The revisions to the Guidelines for Uniform Performance Standards and Evaluation Criteria have implications for K-12 teachers and administrators throughout the Commonwealth. At this time, HB 576 and SB 438 are in committee. The bill contains a number of changes for public education. I am going to focus on just one piece of that legislation—Standard 7.
Standard 7 indicates that teacher “evaluations shall include student academic progress as a significant component and an overall summative rating.” The Department of Education has provided seven performance standards under which all teachers are to be evaluated. The seventh standard, Student Academic Progress, is the one that is causing heartburn for many.
The cause of this heartburn is two-fold. First, the original legislation had an implementation date of July 1, 2012. This did not give school divisions much time to develop, implement, and “sell” such a policy change to teachers. To implement such a change, school divisions would need to revise their current teacher evaluation policies. To do this well, school divisions need to understand the change, bring together stakeholders to discuss the change, and to draft a new policy to bring before the school board. All of this takes time. Fortunately, the current legislation has an amended implementation date of July 1, 2013. This gives divisions more time to gather information and involve stakeholders.

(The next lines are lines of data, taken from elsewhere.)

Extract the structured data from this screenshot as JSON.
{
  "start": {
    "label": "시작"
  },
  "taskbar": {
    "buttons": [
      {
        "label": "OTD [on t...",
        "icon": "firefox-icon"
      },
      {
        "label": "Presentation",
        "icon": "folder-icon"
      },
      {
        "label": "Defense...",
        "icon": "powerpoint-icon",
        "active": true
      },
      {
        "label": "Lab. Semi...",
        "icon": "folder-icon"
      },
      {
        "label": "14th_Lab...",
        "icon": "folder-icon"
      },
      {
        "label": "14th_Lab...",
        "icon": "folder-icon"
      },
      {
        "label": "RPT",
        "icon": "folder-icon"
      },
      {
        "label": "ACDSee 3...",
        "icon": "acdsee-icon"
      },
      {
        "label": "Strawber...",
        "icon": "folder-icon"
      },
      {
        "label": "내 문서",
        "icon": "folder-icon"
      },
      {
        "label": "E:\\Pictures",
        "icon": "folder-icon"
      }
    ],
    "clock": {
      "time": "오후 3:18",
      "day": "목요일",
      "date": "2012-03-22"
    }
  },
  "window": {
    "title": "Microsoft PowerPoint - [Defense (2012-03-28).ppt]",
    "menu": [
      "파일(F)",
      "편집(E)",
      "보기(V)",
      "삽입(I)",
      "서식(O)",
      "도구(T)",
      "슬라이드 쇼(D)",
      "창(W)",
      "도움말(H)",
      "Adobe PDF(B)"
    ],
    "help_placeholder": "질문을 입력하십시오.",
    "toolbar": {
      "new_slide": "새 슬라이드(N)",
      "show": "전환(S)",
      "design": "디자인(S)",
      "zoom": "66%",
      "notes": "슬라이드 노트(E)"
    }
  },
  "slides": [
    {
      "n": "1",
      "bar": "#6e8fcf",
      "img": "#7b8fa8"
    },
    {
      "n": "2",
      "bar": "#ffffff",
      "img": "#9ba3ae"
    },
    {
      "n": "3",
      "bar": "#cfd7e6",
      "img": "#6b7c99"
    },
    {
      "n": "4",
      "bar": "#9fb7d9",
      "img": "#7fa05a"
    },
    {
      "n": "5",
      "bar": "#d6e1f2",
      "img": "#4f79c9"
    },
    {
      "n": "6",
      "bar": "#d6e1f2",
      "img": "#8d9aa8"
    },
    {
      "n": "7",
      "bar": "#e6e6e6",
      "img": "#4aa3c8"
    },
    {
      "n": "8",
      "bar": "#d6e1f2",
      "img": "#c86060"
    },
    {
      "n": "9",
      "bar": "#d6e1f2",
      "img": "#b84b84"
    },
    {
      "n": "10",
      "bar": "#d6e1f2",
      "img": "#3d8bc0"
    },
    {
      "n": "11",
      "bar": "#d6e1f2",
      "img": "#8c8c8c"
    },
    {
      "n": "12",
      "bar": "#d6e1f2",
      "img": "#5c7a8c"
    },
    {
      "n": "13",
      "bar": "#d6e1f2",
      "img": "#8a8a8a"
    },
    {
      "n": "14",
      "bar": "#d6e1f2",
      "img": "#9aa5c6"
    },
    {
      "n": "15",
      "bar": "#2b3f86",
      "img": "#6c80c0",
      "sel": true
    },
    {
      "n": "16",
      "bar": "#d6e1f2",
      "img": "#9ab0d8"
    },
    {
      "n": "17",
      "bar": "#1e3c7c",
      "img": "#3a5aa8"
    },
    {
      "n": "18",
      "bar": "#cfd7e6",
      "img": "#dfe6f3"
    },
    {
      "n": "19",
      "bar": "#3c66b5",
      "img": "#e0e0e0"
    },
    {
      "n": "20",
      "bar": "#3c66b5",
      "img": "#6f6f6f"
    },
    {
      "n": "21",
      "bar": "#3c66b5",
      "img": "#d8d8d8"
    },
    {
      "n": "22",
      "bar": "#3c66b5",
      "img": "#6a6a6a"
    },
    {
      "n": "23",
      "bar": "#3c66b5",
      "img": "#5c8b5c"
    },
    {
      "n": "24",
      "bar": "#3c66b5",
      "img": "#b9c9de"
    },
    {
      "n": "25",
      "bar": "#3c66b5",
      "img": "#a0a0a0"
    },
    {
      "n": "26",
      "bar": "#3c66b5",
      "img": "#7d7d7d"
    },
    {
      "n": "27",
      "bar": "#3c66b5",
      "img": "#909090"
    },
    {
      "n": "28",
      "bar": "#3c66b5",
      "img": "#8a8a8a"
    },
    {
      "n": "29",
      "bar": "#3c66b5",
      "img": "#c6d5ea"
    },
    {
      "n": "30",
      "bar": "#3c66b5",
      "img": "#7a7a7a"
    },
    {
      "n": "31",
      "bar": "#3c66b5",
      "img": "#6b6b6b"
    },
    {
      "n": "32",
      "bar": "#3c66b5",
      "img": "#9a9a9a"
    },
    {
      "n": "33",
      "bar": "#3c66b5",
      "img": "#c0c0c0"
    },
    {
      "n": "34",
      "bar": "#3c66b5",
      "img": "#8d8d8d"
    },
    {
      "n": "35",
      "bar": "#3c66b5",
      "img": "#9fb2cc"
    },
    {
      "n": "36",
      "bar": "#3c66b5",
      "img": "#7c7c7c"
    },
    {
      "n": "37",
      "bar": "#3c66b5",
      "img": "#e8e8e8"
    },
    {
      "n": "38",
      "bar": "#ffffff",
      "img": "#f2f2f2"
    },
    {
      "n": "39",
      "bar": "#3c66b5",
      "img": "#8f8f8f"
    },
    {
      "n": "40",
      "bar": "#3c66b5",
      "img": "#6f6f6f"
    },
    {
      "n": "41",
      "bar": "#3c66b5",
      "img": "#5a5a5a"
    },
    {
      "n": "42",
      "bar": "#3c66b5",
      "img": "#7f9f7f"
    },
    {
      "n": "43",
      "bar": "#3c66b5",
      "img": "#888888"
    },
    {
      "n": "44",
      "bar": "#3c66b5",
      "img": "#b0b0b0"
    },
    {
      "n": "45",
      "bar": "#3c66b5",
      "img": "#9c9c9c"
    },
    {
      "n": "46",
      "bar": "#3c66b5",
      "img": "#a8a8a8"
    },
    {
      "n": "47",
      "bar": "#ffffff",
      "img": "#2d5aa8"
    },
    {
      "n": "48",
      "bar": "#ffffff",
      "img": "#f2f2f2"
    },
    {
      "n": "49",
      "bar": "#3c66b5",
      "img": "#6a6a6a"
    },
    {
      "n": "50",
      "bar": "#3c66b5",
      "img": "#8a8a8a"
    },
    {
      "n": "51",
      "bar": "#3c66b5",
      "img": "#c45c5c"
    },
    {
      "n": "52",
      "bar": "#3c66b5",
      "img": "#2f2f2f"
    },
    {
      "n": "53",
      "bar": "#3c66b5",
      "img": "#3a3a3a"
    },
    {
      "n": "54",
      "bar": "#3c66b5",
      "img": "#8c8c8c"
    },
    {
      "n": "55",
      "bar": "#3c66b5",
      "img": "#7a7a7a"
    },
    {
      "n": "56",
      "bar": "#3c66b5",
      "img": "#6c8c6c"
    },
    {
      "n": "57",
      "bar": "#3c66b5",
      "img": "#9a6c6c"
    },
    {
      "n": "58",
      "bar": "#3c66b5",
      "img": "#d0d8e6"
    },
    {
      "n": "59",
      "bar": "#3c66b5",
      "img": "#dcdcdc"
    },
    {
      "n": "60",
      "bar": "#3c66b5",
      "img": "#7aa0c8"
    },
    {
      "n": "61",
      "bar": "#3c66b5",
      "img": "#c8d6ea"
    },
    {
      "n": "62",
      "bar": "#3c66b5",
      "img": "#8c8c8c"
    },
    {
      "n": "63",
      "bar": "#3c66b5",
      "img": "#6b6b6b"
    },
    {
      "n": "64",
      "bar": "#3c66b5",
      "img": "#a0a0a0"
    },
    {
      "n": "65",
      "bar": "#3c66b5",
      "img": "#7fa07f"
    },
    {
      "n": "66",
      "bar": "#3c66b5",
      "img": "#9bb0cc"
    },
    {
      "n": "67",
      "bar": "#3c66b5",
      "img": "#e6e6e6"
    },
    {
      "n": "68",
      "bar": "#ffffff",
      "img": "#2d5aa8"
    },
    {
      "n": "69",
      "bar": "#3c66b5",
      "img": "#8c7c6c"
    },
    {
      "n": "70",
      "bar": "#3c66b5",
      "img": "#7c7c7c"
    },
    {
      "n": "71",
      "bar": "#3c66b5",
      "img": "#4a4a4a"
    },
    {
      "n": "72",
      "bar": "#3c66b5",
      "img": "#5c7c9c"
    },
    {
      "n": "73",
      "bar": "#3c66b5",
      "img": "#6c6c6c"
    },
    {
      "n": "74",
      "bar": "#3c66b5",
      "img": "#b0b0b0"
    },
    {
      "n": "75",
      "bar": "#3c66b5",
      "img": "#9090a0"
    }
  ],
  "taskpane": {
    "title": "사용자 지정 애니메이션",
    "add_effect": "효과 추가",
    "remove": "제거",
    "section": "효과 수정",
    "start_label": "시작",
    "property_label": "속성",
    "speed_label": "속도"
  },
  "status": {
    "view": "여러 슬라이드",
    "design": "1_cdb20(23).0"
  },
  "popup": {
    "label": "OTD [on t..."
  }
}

The second cause of heartburn comes from the difficulty in determining what academic progress looks like and what types of data sources can be used to measure this progress. Again, school divisions need time to understand how to help teachers set strategic, measurable, attainable, realistic, and time-bound (SMART) goals and how such a measure effects a teacher’s overall summative evaluation.
Local school boards are ultimately responsible for the implementation of such a policy. I believe that only good can come from delaying implementation by a year. That will give school divisions time to implement thoughtfully and with fidelity. Teachers need time to learn how to write and set SMART goals. Giving teachers the autonomy to set their own goals is both advantageous and concerning. Teachers know their content and their students. They should be able to set meaningful goals that provide data on how well their students are progressing. What is concerning is the possibility that some teachers may set goals that are not rigorous or supportive of a school’s improvement plan.
Change is difficult. There is no doubt about that. The irony of this change is that it seems to be all about teachers, but it is not–it’s finally all about students.
I believe it is time for schools to be about learning, not teaching. This legislation does just that. In fact, if Standard 7 is done well, teachers and students both learn and grow.